"Getting Sentimental Over You," also arranged by Phillips, showcased Scott Whitfield, with a fluid, swinging trombone solo, with great dexterity and seemingly effortless playing above the upper register, climaxing at the end with a virtuoso trombone cadenza. The band then played another Herbie Phillips arrangement, "I Think I've Got The Blues." This was a slow, rollicking blues, which kicked off with an ensemble blast, the leader taking the melody in unison with the reed section, with the band swinging throughout like the Basie band. A soulful trombone solo from Francisco Torres was followed by a commanding, tough tenor solo from Jerry Pinter, and Bill Holman's arrangement of Jerome Kern's "All The Things You Are" featured Saunders with Stone's bass, and then a two-chorus, brilliant trumpet solo, the leader's phenomenal bebop chops never ceasing. A brassy shout chorus followed and more Saunders' fluent improvising over the turnaround, with quotes of Flight of the Bumble Bee and other trumpet wit.
Two more Herbie Phillips arrangements followed. "Cottonmouth" opened with a call-and-response passage between Saunders and mellow horn backgrounds, then two fiery bebop fiery alto solo from Bruce Babad
, more Carl trumpet, all over a very driving rhythm section. Phillips' "Its April," was a charming samba, featuring a marvellous Christian Jacob piano solo, swaggering bebop alto sax work from Brian Scanlon, more Carl trumpet brilliance, fine trombone solo from Kevin Hicks, and another sparkling piano solo from Jacob, repeating saxophone riffs and final trumpet conversations between the leader and the band.
At the conclusion, one was left with no doubt that Herbie Phillips was a tremendous arranger, and that Saunders leads an inspired, virtuoso band that is polished but exuberant, and plays with a relaxed swing. Film Session: Oop Bop Sh'Bam
Ken Poston continued the Big Band story through the war years, with the eventual influence of the emerging modern jazz of the bebop era.
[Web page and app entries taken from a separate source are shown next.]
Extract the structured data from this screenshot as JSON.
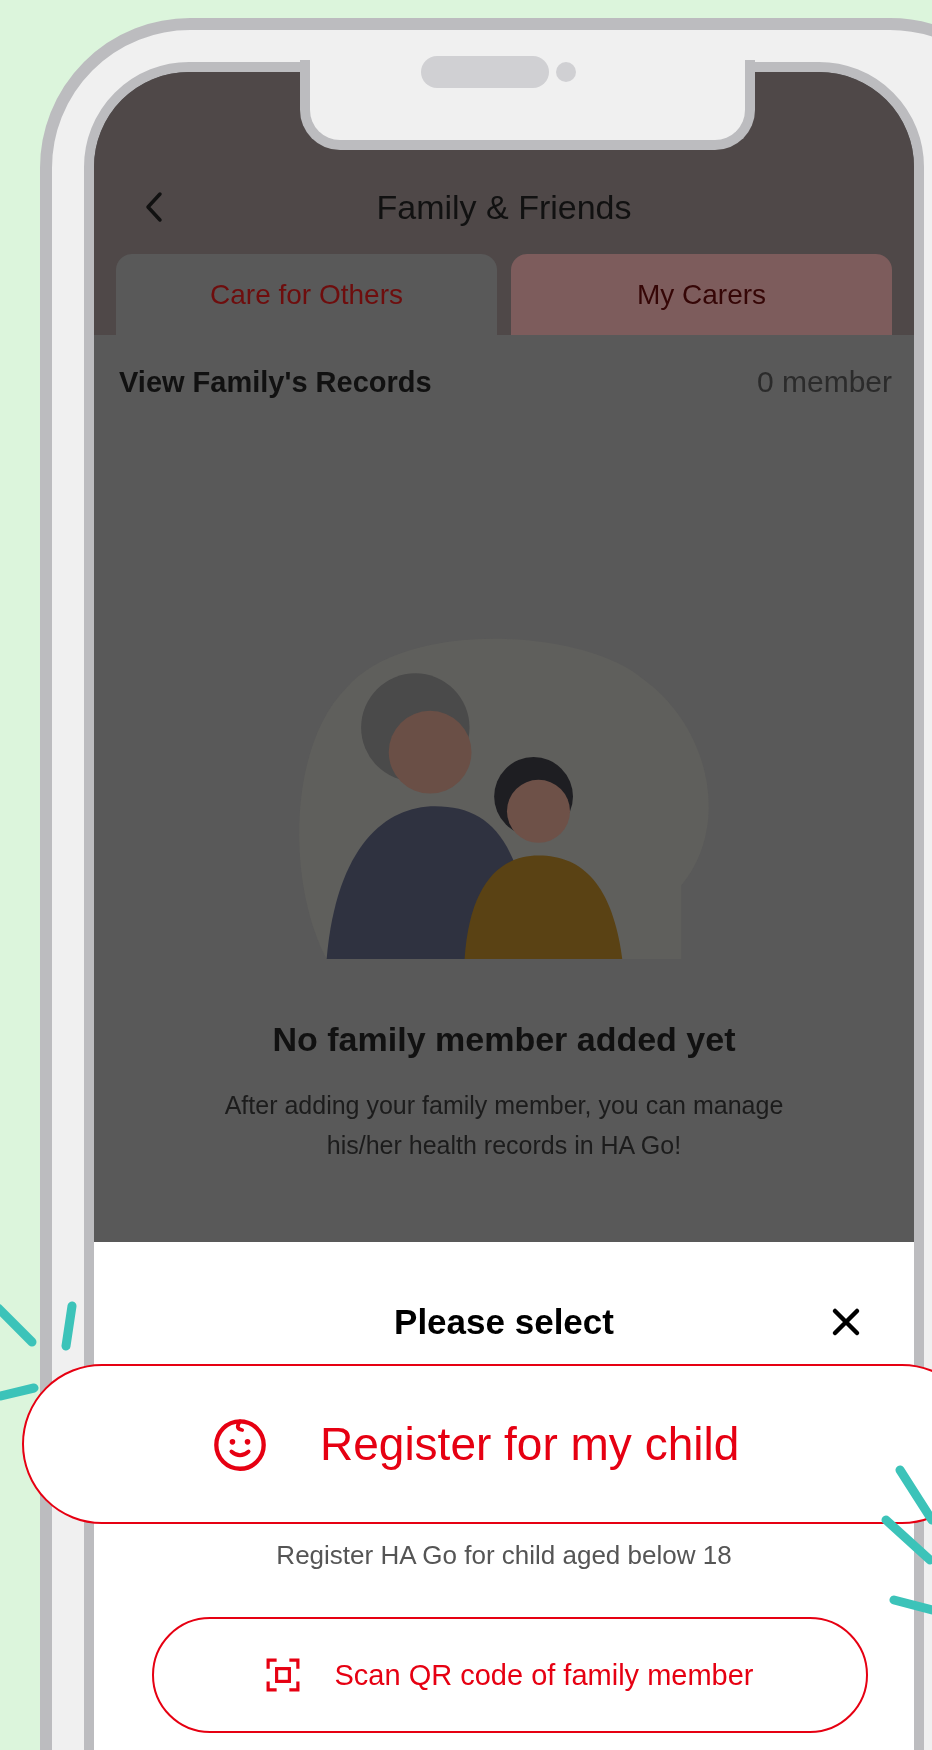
{
  "header": {
    "title": "Family & Friends"
  },
  "tabs": [
    {
      "label": "Care for Others",
      "selected": true
    },
    {
      "label": "My Carers",
      "selected": false
    }
  ],
  "records": {
    "title": "View Family's Records",
    "count": "0 member"
  },
  "empty_state": {
    "title": "No family member added yet",
    "message": "After adding your family member, you can manage his/her health records in HA Go!"
  },
  "sheet": {
    "title": "Please select",
    "register_button": "Register for my child",
    "register_note": "Register HA Go for child aged below 18",
    "scan_button": "Scan QR code of family member"
  }
}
Many big bands that had thrived in the heyday of the late 1930s did not survive the 1940s. Many lost personnel to the war effort, big band swing music as a popular music form waned with the next generation, the economics of touring big bands were increasingly non-viable, and many bands disbanded, some like Count Basie and Goodman re-formed and were able to continue. New big bands arose, deliberately conceived to express bebop in a big band setting, such as that led by Dizzy Gillespie. The swing era bands that did survive had to decide to either preserve their swing era style intact or assimilate some of the small group bebop revolution and modernize. These included Gene Krupa, Elliot Lawrence and Claude Thornhill
, incorporating young arrangers like Gerry Mulligan
and Gil Evans, and probably most successfully and durably, Woody Herman. Film footage was shows of the Herman, Lawrence, Gillespie, Krupa and Les Brown bands. Part 1
| Part 2
| Part 3
| Part 4